A hair-raising encounter in a narrow slot canyon.

The video opens with a shot of a deep, narrow crevice in a rocky cliffside. At the back of the slit is a big adult mountain lion. At the bottom is a wildlife biologist with a dart gun. The gun whispers out a dart, accented by the angry roar of the big cat. In an instant, the mountain lion leaps forward, miraculously passing above the biologist and not directly at him. The man scampers to get away, but there is nowhere to go.

The encounter was posted to the YouTube channel of Travis Legler, the houndsman who had accompanied the Arizona Fish & Game Department biologist. It happened Jan. 12, on what was expected to be a routine training trip that quickly turned into a potentially life-threatening situation. They were in the Kaibab National Forest in Arizona when Legler's hounds tracked a large female mountain lion into the rocky canyon area. Legler put his dogs safely away in the truck as he and the biologist went back to the lion. But when the biologist hit her with a dart, things got hairy.

The lion begins up the rocky hillside before abruptly turning back around and dashing toward the cameraman, who responds with guttural growls of his own. This startles the lion, which jumps back down toward the man, flails and leaps erratically around him in every direction, then finally makes his way out of view and away from the two humans. It is an intense 23 seconds as a wildlife biologist and a houndsman narrowly avoid being attacked by a darted mountain lion.

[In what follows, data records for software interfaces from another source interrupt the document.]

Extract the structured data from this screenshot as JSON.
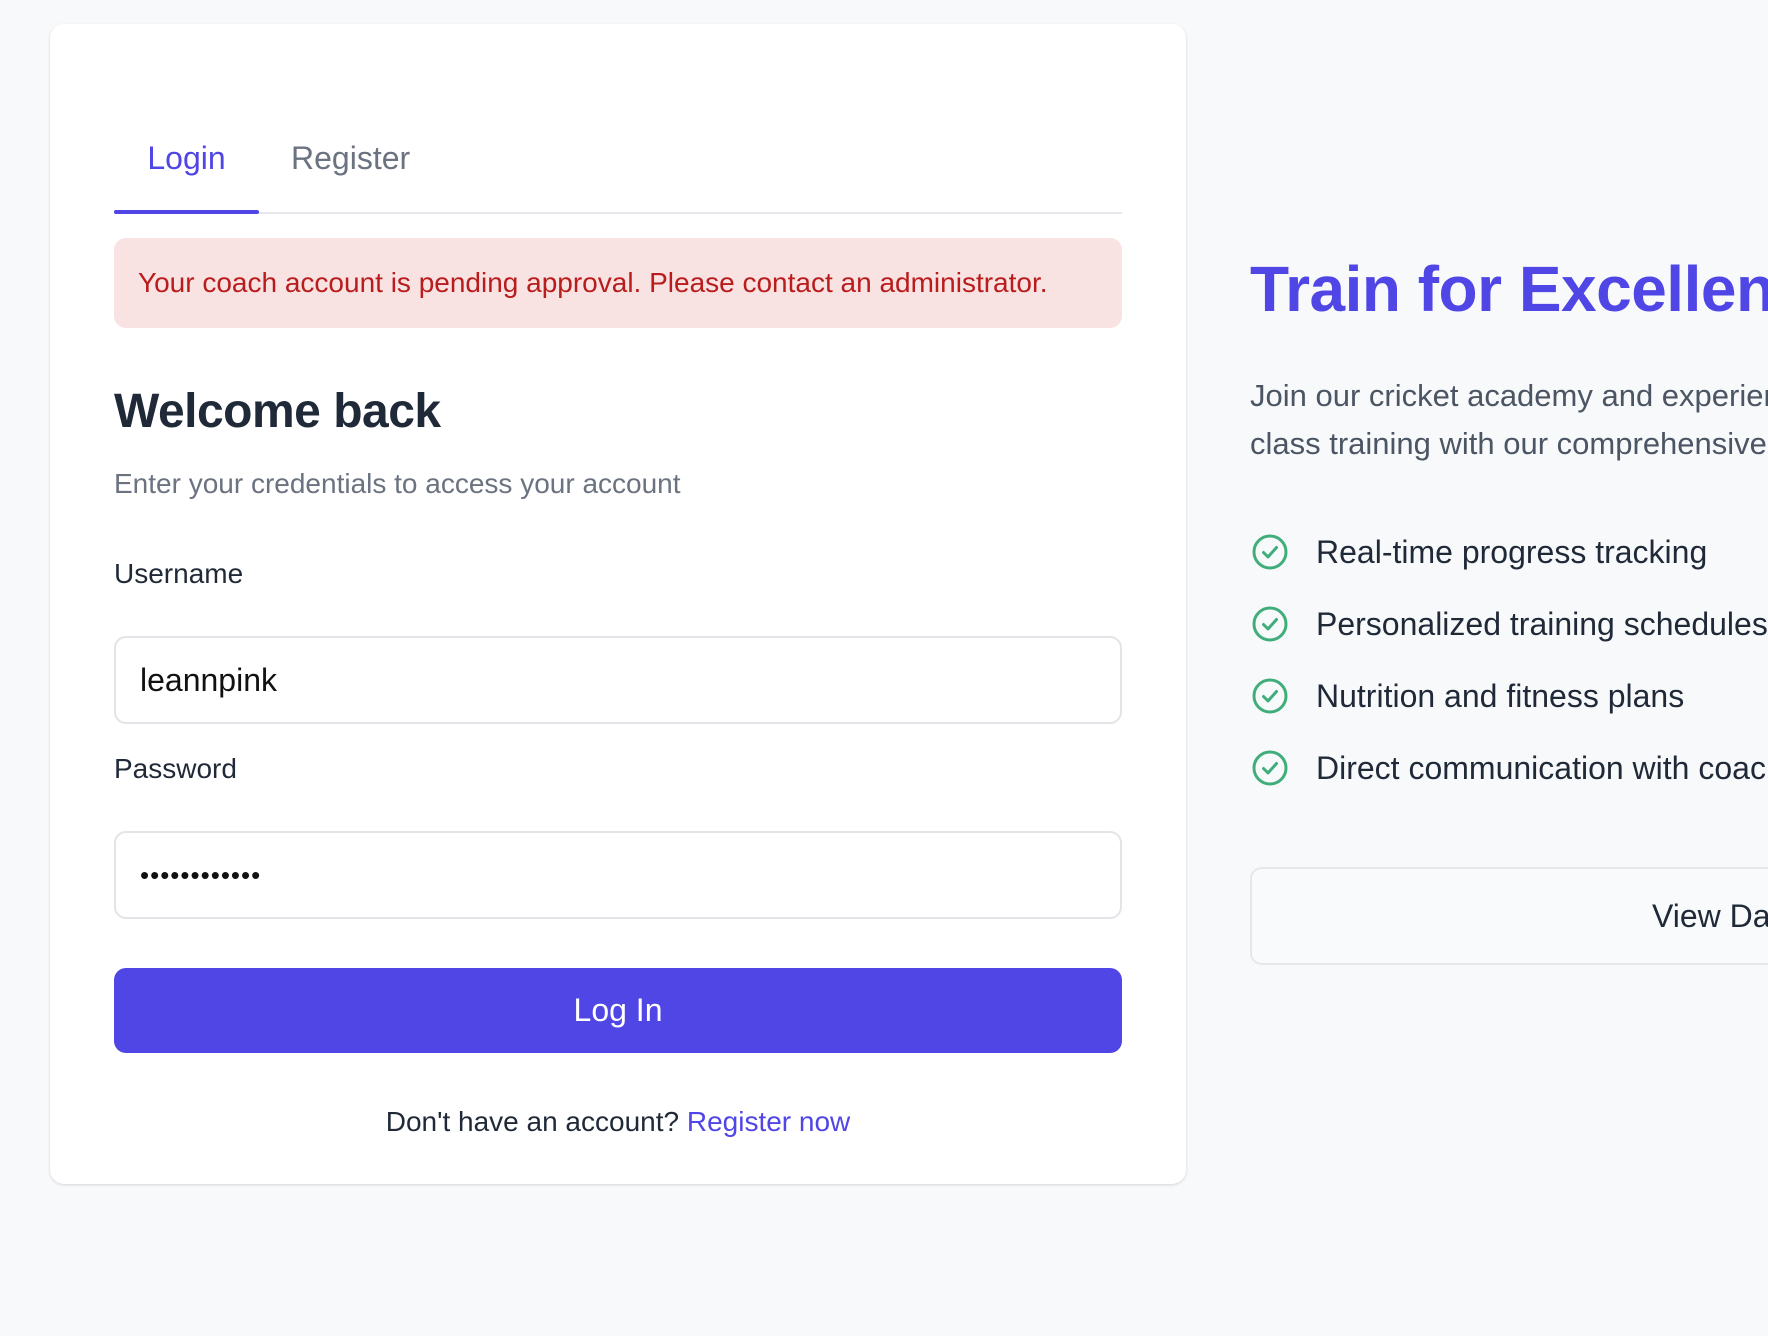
{
  "tabs": [
    {
      "label": "Login",
      "active": true
    },
    {
      "label": "Register",
      "active": false
    }
  ],
  "alert": {
    "message": "Your coach account is pending approval. Please contact an administrator."
  },
  "form": {
    "title": "Welcome back",
    "subtitle": "Enter your credentials to access your account",
    "username_label": "Username",
    "username_value": "leannpink",
    "password_label": "Password",
    "password_value": "••••••••••••",
    "submit_label": "Log In",
    "footer_text": "Don't have an account?",
    "footer_link": "Register now"
  },
  "hero": {
    "title": "Train for Excellence",
    "description": "Join our cricket academy and experience world-class training with our comprehensive platform.",
    "features": [
      {
        "text": "Real-time progress tracking",
        "icon": "check-circle-icon"
      },
      {
        "text": "Personalized training schedules",
        "icon": "check-circle-icon"
      },
      {
        "text": "Nutrition and fitness plans",
        "icon": "check-circle-icon"
      },
      {
        "text": "Direct communication with coaches",
        "icon": "check-circle-icon"
      }
    ],
    "cta_label": "View Dashboard"
  },
  "colors": {
    "accent": "#4f46e5",
    "alert_bg": "#f9e2e2",
    "alert_text": "#b91c1c",
    "check": "#3fae7a"
  }
}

"Usually these drugs [have] a pretty good effect, and the way were set up, we figured she would fall asleep there," Legler said. "But she made up her own mind for us and that all changed."

The video has been posted less than a month, but it has quickly gained views, especially on Instagram. The Arizona Fish & Game Department asked Legler to pull the video from his Instagram account, which he did. The biologist in the video has remained unnamed.

READ MORE: What to Do If You Encounter a Mountain Lion